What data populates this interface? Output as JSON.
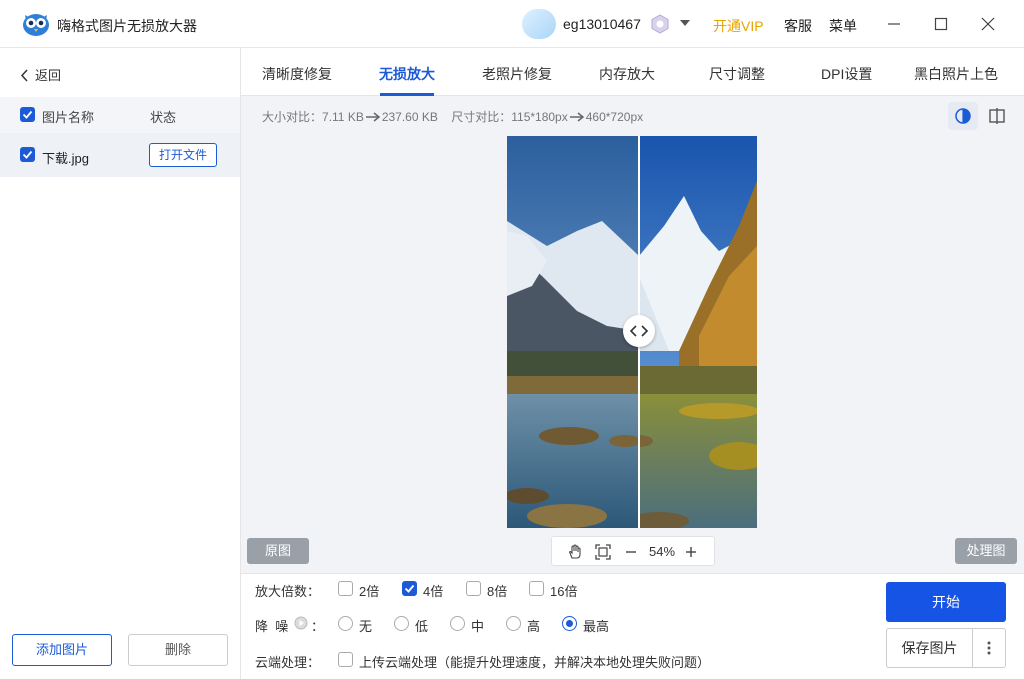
{
  "app": {
    "title": "嗨格式图片无损放大器"
  },
  "user": {
    "name": "eg13010467"
  },
  "header": {
    "vip_label": "开通VIP",
    "service_label": "客服",
    "menu_label": "菜单"
  },
  "sidebar": {
    "back_label": "返回",
    "list_header": {
      "name": "图片名称",
      "status": "状态"
    },
    "files": [
      {
        "name": "下载.jpg",
        "action": "打开文件",
        "checked": true
      }
    ],
    "add_label": "添加图片",
    "delete_label": "删除"
  },
  "tabs": [
    {
      "label": "清晰度修复",
      "active": false
    },
    {
      "label": "无损放大",
      "active": true
    },
    {
      "label": "老照片修复",
      "active": false
    },
    {
      "label": "内存放大",
      "active": false
    },
    {
      "label": "尺寸调整",
      "active": false
    },
    {
      "label": "DPI设置",
      "active": false
    },
    {
      "label": "黑白照片上色",
      "active": false
    }
  ],
  "compare": {
    "size_label": "大小对比：",
    "size_before": "7.11 KB",
    "size_after": "237.60 KB",
    "dim_label": "尺寸对比：",
    "dim_before": "115*180px",
    "dim_after": "460*720px"
  },
  "preview": {
    "original_label": "原图",
    "processed_label": "处理图",
    "zoom": "54%"
  },
  "options": {
    "scale_label": "放大倍数：",
    "scale_options": [
      {
        "label": "2倍",
        "checked": false
      },
      {
        "label": "4倍",
        "checked": true
      },
      {
        "label": "8倍",
        "checked": false
      },
      {
        "label": "16倍",
        "checked": false
      }
    ],
    "denoise_label_1": "降",
    "denoise_label_2": "噪",
    "denoise_suffix": "：",
    "denoise_options": [
      {
        "label": "无",
        "selected": false
      },
      {
        "label": "低",
        "selected": false
      },
      {
        "label": "中",
        "selected": false
      },
      {
        "label": "高",
        "selected": false
      },
      {
        "label": "最高",
        "selected": true
      }
    ],
    "cloud_label": "云端处理：",
    "cloud_option": "上传云端处理（能提升处理速度，并解决本地处理失败问题）"
  },
  "actions": {
    "start_label": "开始",
    "save_label": "保存图片"
  },
  "colors": {
    "accent": "#1c5bd6",
    "vip": "#e6a500",
    "start": "#1654e6"
  }
}
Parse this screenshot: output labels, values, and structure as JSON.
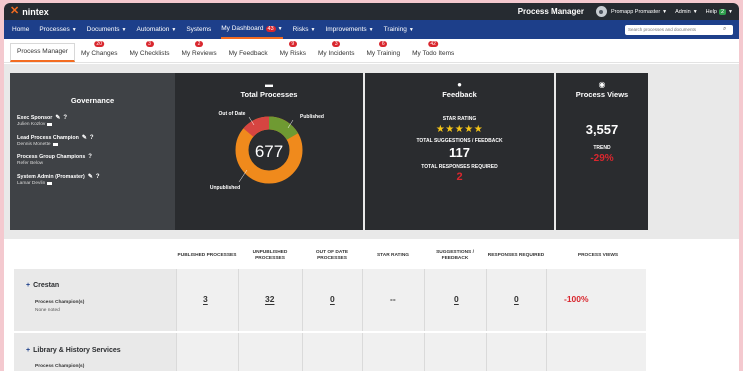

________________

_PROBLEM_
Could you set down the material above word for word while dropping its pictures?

_THE COMPLETED TASK_
What data populates this interface? Output as JSON.
{
  "app": {
    "title": "嗨格式图片无损放大器"
  },
  "user": {
    "name": "eg13010467"
  },
  "header": {
    "vip_label": "开通VIP",
    "service_label": "客服",
    "menu_label": "菜单"
  },
  "sidebar": {
    "back_label": "返回",
    "list_header": {
      "name": "图片名称",
      "status": "状态"
    },
    "files": [
      {
        "name": "下载.jpg",
        "action": "打开文件",
        "checked": true
      }
    ],
    "add_label": "添加图片",
    "delete_label": "删除"
  },
  "tabs": [
    {
      "label": "清晰度修复",
      "active": false
    },
    {
      "label": "无损放大",
      "active": true
    },
    {
      "label": "老照片修复",
      "active": false
    },
    {
      "label": "内存放大",
      "active": false
    },
    {
      "label": "尺寸调整",
      "active": false
    },
    {
      "label": "DPI设置",
      "active": false
    },
    {
      "label": "黑白照片上色",
      "active": false
    }
  ],
  "compare": {
    "size_label": "大小对比：",
    "size_before": "7.11 KB",
    "size_after": "237.60 KB",
    "dim_label": "尺寸对比：",
    "dim_before": "115*180px",
    "dim_after": "460*720px"
  },
  "preview": {
    "original_label": "原图",
    "processed_label": "处理图",
    "zoom": "54%"
  },
  "options": {
    "scale_label": "放大倍数：",
    "scale_options": [
      {
        "label": "2倍",
        "checked": false
      },
      {
        "label": "4倍",
        "checked": true
      },
      {
        "label": "8倍",
        "checked": false
      },
      {
        "label": "16倍",
        "checked": false
      }
    ],
    "denoise_label_1": "降",
    "denoise_label_2": "噪",
    "denoise_suffix": "：",
    "denoise_options": [
      {
        "label": "无",
        "selected": false
      },
      {
        "label": "低",
        "selected": false
      },
      {
        "label": "中",
        "selected": false
      },
      {
        "label": "高",
        "selected": false
      },
      {
        "label": "最高",
        "selected": true
      }
    ],
    "cloud_label": "云端处理：",
    "cloud_option": "上传云端处理（能提升处理速度，并解决本地处理失败问题）"
  },
  "actions": {
    "start_label": "开始",
    "save_label": "保存图片"
  },
  "colors": {
    "accent": "#1c5bd6",
    "vip": "#e6a500",
    "start": "#1654e6"
  }
}
Parse this screenshot: output labels, values, and structure as JSON.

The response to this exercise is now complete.